Cathy Downs
as Clementine Carter
Ward Bond
as Morgan Earp
Francis Ford
as Dad
Don Garner
as James Earp
Tim Holt
as Virgil Earp
John Ireland
as Billy Clanton
Fred Libby
as Phin Clanton
John Farrell MacDonald
as Mac, the Bartender
Louis Mercier
as Francois
Alan Mowbray
as Granville Thorndyke
Roy Roberts
as Mayor
Mickey Simpson
as Sam Clanton
Russell Simpson
as John Simpson
Grant Withers
as Ike Clanton
Danny Borzage
as Accordionist
Robert Adler
as Stagecoach Driver
William B. Davidson
as Oriental saloon owner
Earl Foxe
as Gambler
Frank Conlan
as Pianist
Mae Marsh
as Simpson's Sister
Jack Pennick
as Stagecoach Driver
Charles Stevens
as Indian Troublemaker
Harry Woods
as Marshal Luke
Duke Lee
as Townsman
Don Barclay
as Opera house owner


John Ford
Samuel G. Engel
Samuel G. Engel
Winston Miller
Sam Hellman
Screen Story
Sam Hellman
Joe MacDonald
David Buttolph

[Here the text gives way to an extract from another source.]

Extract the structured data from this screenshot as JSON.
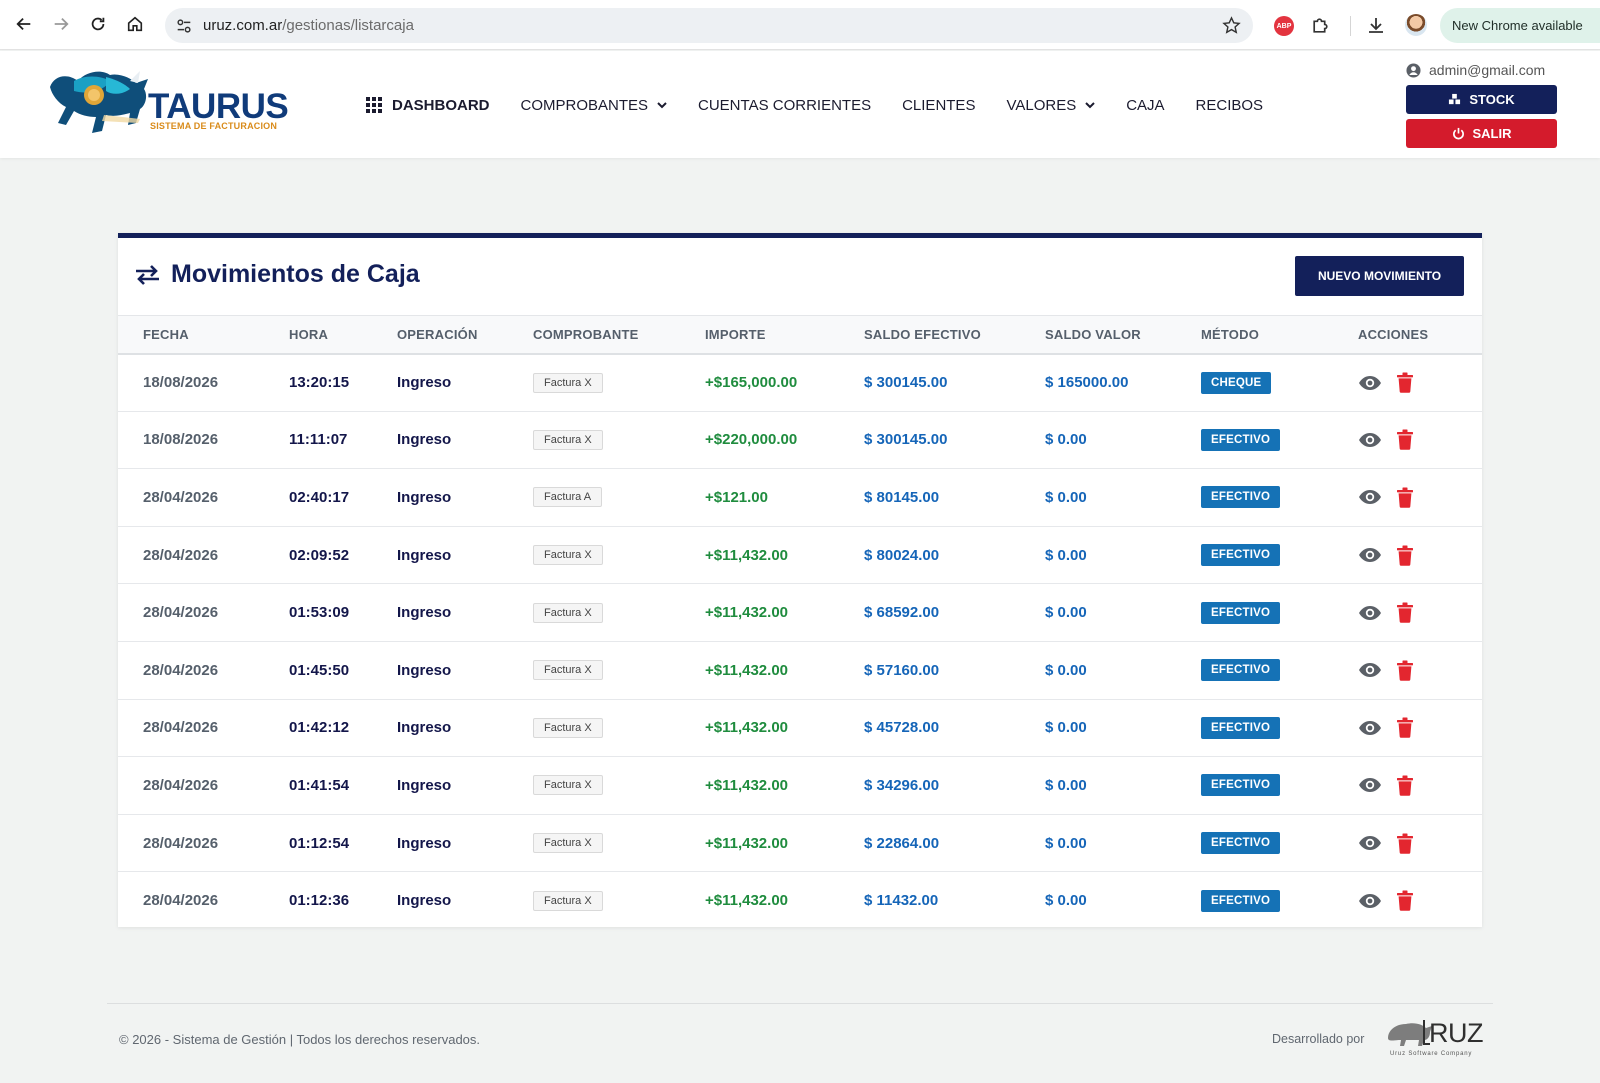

Composer (Music Score)
Alfred Newman
Musical Direction/Supervision
Cyril Mockridge
Composer (Music Score)
Dorothy Spencer
Lyle Wheeler
Art Director
James Basevi
Art Director
Rene Hubert
Costume Designer
Eugene Grossman
Sound/Sound Designer
Roger Heman
Sound/Sound Designer
Fred Sersen
Special Effects
William Eckhardt
First Assistant Director